### GIVEN INFORMATION:
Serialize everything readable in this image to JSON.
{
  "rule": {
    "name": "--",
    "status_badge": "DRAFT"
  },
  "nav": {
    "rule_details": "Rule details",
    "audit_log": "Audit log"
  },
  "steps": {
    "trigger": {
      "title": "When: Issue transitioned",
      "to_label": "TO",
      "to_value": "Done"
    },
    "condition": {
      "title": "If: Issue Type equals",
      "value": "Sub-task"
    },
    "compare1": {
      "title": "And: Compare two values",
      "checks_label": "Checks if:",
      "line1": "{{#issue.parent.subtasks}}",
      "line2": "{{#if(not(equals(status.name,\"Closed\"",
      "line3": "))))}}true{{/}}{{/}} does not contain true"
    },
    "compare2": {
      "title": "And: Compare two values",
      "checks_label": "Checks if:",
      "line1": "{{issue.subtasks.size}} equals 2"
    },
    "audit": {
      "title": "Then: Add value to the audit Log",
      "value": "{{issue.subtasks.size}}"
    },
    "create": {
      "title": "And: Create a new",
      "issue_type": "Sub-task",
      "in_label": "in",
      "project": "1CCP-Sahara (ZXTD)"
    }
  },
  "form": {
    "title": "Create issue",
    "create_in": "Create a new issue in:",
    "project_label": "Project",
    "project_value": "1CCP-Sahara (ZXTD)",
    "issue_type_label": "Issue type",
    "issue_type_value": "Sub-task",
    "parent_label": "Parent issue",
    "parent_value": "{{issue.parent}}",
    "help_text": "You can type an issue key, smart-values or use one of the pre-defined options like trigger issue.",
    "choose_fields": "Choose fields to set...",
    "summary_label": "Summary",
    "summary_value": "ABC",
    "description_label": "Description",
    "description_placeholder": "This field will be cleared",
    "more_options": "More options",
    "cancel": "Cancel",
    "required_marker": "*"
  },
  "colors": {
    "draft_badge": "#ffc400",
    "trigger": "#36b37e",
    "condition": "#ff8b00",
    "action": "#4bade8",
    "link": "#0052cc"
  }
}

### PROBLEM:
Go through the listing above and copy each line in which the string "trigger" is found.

### WRITTEN ANSWER:
    "trigger": {
    "help_text": "You can type an issue key, smart-values or use one of the pre-defined options like trigger issue.",
    "trigger": "#36b37e",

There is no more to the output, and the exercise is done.